Students will be required to demonstrate an understanding of key concepts in taxonomy (including basic identification and morphology), ecology, life history, and the economic impacts of the major terrestrial arthropod groups.
Students will be given a mystery bag of materials to build a bridge as long as possible and still support the weight of a tennis ball.
Students will be tested on their knowledge of electricity and related concepts. The exam will cover circuits, conductors, diodes, voltage, current, resistance, schematic drawings, meter reading, electrical sources and safety.
Each team will build a structure on top of a PineCar Racer. The structure will be designed to hold and protect one or two eggs as the car is rolled down a progressively steeper series of ramps and crashed into an immovable barrier.
To determine who committed a crime, students will analyze clues that may include testing of unknown powders, paper chromatography to identify ink, matching fingerprints, shoeprints or tire tracks.
Students will interpret and organize information using pictographs, pie, bar, double bar, line and double line graphs.
Students will design and construct a device, capable of launching a ping pong ball at a three-dimensional target, which is placed within a given range.
A team of three students will work cooperatively to determine the path a light beam follows, as it reflects off a series of plane mirrors.
Students will prepare charts and use them to identify various rocks and minerals. Questions about the rocks or minerals, such as their color, specific gravity, relative hardness, reaction to 3 molar hydrochloric acid, shape, and texture will be asked. This year will focus more on Metamorphic rocks.
Participants will identify, use, and answer questions about simple machines and recognize the relationships between work, force and distance as they apply to each simple machine. Knowledge of the following six simple machines will be demonstrated: lever, inclined plane, pulley, screw, wheel and axle, and wedge.

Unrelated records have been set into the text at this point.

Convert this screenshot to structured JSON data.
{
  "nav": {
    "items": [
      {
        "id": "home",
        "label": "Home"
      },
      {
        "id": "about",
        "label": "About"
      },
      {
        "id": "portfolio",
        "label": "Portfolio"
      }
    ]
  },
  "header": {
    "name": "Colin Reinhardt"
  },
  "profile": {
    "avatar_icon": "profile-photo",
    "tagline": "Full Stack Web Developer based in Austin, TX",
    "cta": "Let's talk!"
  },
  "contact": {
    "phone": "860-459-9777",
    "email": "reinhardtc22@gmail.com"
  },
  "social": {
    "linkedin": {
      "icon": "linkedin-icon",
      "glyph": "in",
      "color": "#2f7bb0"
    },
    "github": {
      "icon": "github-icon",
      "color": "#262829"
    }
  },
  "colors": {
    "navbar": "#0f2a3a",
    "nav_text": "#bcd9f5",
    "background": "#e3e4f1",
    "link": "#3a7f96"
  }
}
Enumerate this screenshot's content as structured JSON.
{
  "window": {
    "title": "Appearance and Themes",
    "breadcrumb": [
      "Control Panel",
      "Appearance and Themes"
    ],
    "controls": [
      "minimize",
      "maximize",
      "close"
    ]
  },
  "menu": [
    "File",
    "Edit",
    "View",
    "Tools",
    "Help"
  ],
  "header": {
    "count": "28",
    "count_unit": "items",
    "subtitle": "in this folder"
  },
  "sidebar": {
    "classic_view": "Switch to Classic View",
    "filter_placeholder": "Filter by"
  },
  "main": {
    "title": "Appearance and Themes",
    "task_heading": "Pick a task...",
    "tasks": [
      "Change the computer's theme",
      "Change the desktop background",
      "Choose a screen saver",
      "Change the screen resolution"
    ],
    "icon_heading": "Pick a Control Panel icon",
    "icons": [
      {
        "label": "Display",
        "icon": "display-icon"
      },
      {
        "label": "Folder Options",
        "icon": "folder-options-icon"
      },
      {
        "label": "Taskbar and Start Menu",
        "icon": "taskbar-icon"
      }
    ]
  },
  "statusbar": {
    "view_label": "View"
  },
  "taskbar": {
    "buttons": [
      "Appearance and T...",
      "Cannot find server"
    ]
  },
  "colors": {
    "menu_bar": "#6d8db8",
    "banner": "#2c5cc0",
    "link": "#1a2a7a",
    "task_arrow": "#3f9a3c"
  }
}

This event will test students’ knowledge of astronomical facts and concepts relating to the earth, moon, solar system, celestial sphere, stars and constellations, non-planetary members of the solar system.
Prior to the tournament, contestants will use 2-liter soda/pop bottles to build one or more rockets propelled by pressurized air and water. Rockets will be launched at the tournament and time aloft recorded. The rocket that stays aloft for the longest time will win.
Students will be tested on their knowledge of weather and meteorology. Topics may include clouds, simple scientific weather instruments and their functions, weather patterns, severe weather, and weather photographs, drawings, or diagrams. Questions may also include states of water, water cycle, weather terminology, atmosphere, and seasonal changes in weather.
Students will demonstrate their ability to identify birds, their calls, and their habitats through the use of field guides.
Presented with a variety of tasks, students will be asked to estimate mass in grams, volume in cubic centimeters, and number of objects in a container.